    {% if include.description %}
        <figcaption>{{ include.description }}</figcaption>
    {% endif %}

This template takes three parameters:

And instead of using the Markdown’s image syntax, we now use a Liquid template:

toaster oven generation...

{% include image.html
    description="My god! it's full of scones!" %}

Bak're is...

Besides simplifying image references, image.html allows you to customize how images are statically rendered. Back with Ghost, the only way to add visible captions to images was with Javascript. Now that all happens during generation.

Image Migration Script

Faced with sixty or so posts to convert, I wrote a small script that automatically downloads all the images from a running Ghost blog, and rewrites _posts that have gone through the Jekyll post importer to use image.html. Here’s the gist.

The basic usage is:

$ cd my_jekyll_blog
$ python _posts --site

If you only want to download images hosted on your ghost instance, be sure to specify the --local_only flag. Otherwise, images linked from other sites will also be downloaded and replaced.

Today’s an Excellent Day for an Exorcism

I was initially afraid that the cost of migrating from Ghost to Jekyll would be high, but the process was not bad. The scripts detailed should handle most of the migration automatically. The biggest obstacle is probably going to be migrating over the look of your preferred Ghost theme, but this is also a good opportunity for a redesign, and there are plenty of great Jekyll themes out there.

Overall, blogging with Jekyll is an improvement in almost every way. Not only does it eliminate all the concerns of hosting, but, in its simplicity, it actually makes writing and publishing content far easier. And, although I’ve been busting pretty hard on ol’ Ghost here, the same arguments apply to pretty much every other piece of blogging software out there.
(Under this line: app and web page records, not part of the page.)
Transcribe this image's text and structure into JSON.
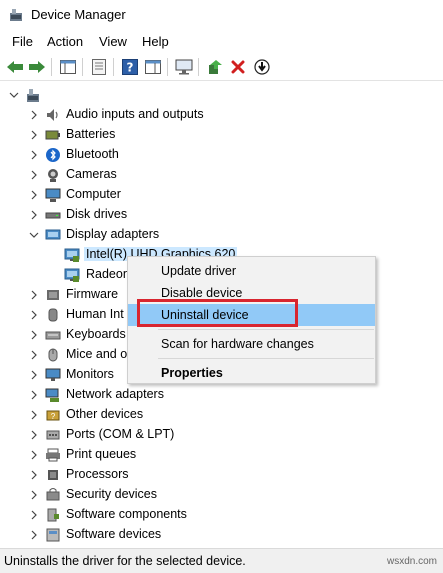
{
  "window": {
    "title": "Device Manager"
  },
  "menu": [
    "File",
    "Action",
    "View",
    "Help"
  ],
  "tree": {
    "root_label": "",
    "categories": [
      {
        "label": "Audio inputs and outputs",
        "icon": "speaker-icon"
      },
      {
        "label": "Batteries",
        "icon": "battery-icon"
      },
      {
        "label": "Bluetooth",
        "icon": "bluetooth-icon"
      },
      {
        "label": "Cameras",
        "icon": "camera-icon"
      },
      {
        "label": "Computer",
        "icon": "computer-icon"
      },
      {
        "label": "Disk drives",
        "icon": "disk-drive-icon"
      },
      {
        "label": "Display adapters",
        "icon": "display-adapter-icon",
        "expanded": true
      },
      {
        "label": "Firmware",
        "icon": "firmware-icon"
      },
      {
        "label": "Human Int",
        "icon": "hid-icon"
      },
      {
        "label": "Keyboards",
        "icon": "keyboard-icon"
      },
      {
        "label": "Mice and o",
        "icon": "mouse-icon"
      },
      {
        "label": "Monitors",
        "icon": "monitor-icon"
      },
      {
        "label": "Network adapters",
        "icon": "network-adapter-icon"
      },
      {
        "label": "Other devices",
        "icon": "other-devices-icon"
      },
      {
        "label": "Ports (COM & LPT)",
        "icon": "port-icon"
      },
      {
        "label": "Print queues",
        "icon": "printer-icon"
      },
      {
        "label": "Processors",
        "icon": "processor-icon"
      },
      {
        "label": "Security devices",
        "icon": "security-device-icon"
      },
      {
        "label": "Software components",
        "icon": "software-component-icon"
      },
      {
        "label": "Software devices",
        "icon": "software-device-icon"
      }
    ],
    "display_children": [
      "Intel(R) UHD Graphics 620",
      "Radeon"
    ]
  },
  "context_menu": {
    "items": [
      "Update driver",
      "Disable device",
      "Uninstall device",
      "Scan for hardware changes",
      "Properties"
    ],
    "hovered_index": 2
  },
  "status": {
    "text": "Uninstalls the driver for the selected device."
  },
  "watermark": "wsxdn.com",
  "colors": {
    "selection": "#cce8ff",
    "menu_hover": "#91c9f7",
    "highlight_box": "#d8252f"
  }
}
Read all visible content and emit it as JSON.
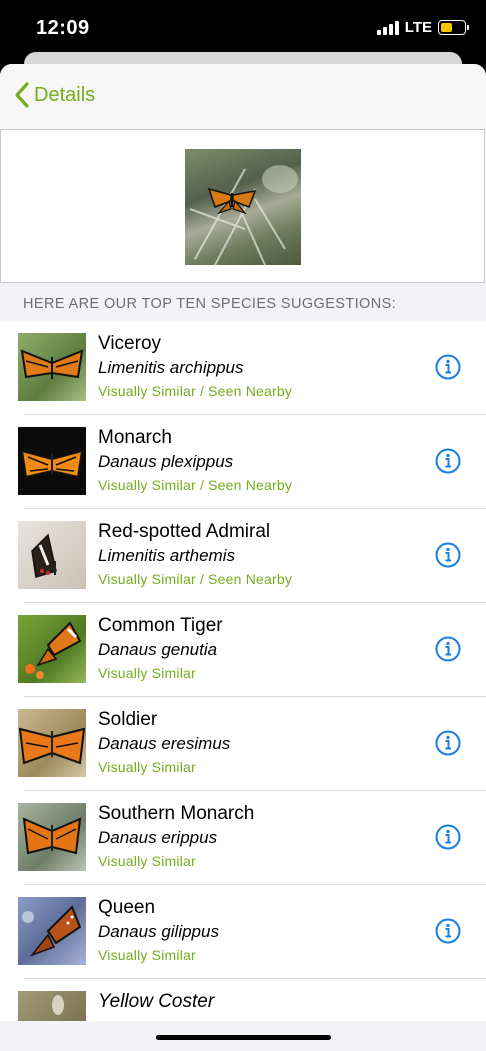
{
  "status_bar": {
    "time": "12:09",
    "network": "LTE"
  },
  "nav": {
    "back_label": "Details"
  },
  "section_header": "HERE ARE OUR TOP TEN SPECIES SUGGESTIONS:",
  "suggestions": [
    {
      "common": "Viceroy",
      "scientific": "Limenitis archippus",
      "match": "Visually Similar / Seen Nearby"
    },
    {
      "common": "Monarch",
      "scientific": "Danaus plexippus",
      "match": "Visually Similar / Seen Nearby"
    },
    {
      "common": "Red-spotted Admiral",
      "scientific": "Limenitis arthemis",
      "match": "Visually Similar / Seen Nearby"
    },
    {
      "common": "Common Tiger",
      "scientific": "Danaus genutia",
      "match": "Visually Similar"
    },
    {
      "common": "Soldier",
      "scientific": "Danaus eresimus",
      "match": "Visually Similar"
    },
    {
      "common": "Southern Monarch",
      "scientific": "Danaus erippus",
      "match": "Visually Similar"
    },
    {
      "common": "Queen",
      "scientific": "Danaus gilippus",
      "match": "Visually Similar"
    },
    {
      "common": "Yellow Coster"
    }
  ],
  "colors": {
    "accent": "#74ad1c",
    "info": "#1a7ee8"
  }
}
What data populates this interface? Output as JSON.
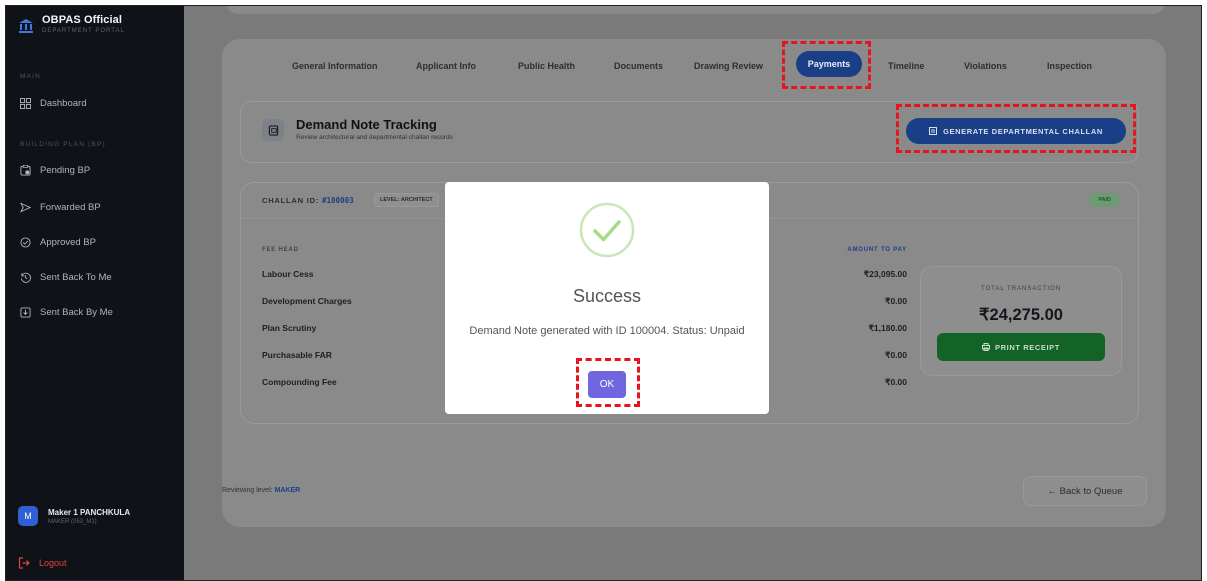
{
  "sidebar": {
    "brand_title": "OBPAS Official",
    "brand_subtitle": "DEPARTMENT PORTAL",
    "section_main": "MAIN",
    "dashboard": "Dashboard",
    "section_bp": "BUILDING PLAN (BP)",
    "items": [
      {
        "label": "Pending BP",
        "icon": "pending-icon"
      },
      {
        "label": "Forwarded BP",
        "icon": "forward-icon"
      },
      {
        "label": "Approved BP",
        "icon": "check-circle-icon"
      },
      {
        "label": "Sent Back To Me",
        "icon": "history-icon"
      },
      {
        "label": "Sent Back By Me",
        "icon": "return-box-icon"
      }
    ],
    "user": {
      "initial": "M",
      "name": "Maker 1 PANCHKULA",
      "role": "MAKER (053_M1)"
    },
    "logout": "Logout"
  },
  "tabs": [
    {
      "label": "General Information"
    },
    {
      "label": "Applicant Info"
    },
    {
      "label": "Public Health"
    },
    {
      "label": "Documents"
    },
    {
      "label": "Drawing Review"
    },
    {
      "label": "Payments",
      "active": true
    },
    {
      "label": "Timeline"
    },
    {
      "label": "Violations"
    },
    {
      "label": "Inspection"
    }
  ],
  "demand_note": {
    "title": "Demand Note Tracking",
    "subtitle": "Review architectural and departmental challan records",
    "generate_button": "GENERATE DEPARTMENTAL CHALLAN"
  },
  "challan": {
    "id_label": "CHALLAN ID:",
    "id_value": "#100003",
    "level": "LEVEL: ARCHITECT",
    "status": "PAID",
    "fee_head_label": "FEE HEAD",
    "amount_label": "AMOUNT TO PAY",
    "rows": [
      {
        "name": "Labour Cess",
        "amount": "₹23,095.00"
      },
      {
        "name": "Development Charges",
        "amount": "₹0.00"
      },
      {
        "name": "Plan Scrutiny",
        "amount": "₹1,180.00"
      },
      {
        "name": "Purchasable FAR",
        "amount": "₹0.00"
      },
      {
        "name": "Compounding Fee",
        "amount": "₹0.00"
      }
    ],
    "total_label": "TOTAL TRANSACTION",
    "total_value": "₹24,275.00",
    "print_button": "PRINT RECEIPT"
  },
  "footer": {
    "reviewing_prefix": "Reviewing level:",
    "reviewing_level": "MAKER",
    "back_button": "← Back to Queue"
  },
  "modal": {
    "title": "Success",
    "message": "Demand Note generated with ID 100004. Status: Unpaid",
    "ok": "OK"
  },
  "colors": {
    "accent": "#1a3f87",
    "success_green": "#146326",
    "ok_button": "#7066e0",
    "highlight": "#e8141c"
  }
}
Feel free to check out the source of this blog on Github if you are interested in how it is setup, or want a slightly more complete starting point than Jekyll-Now offers (or if you just just want to open a bug about some horrific grammar failure).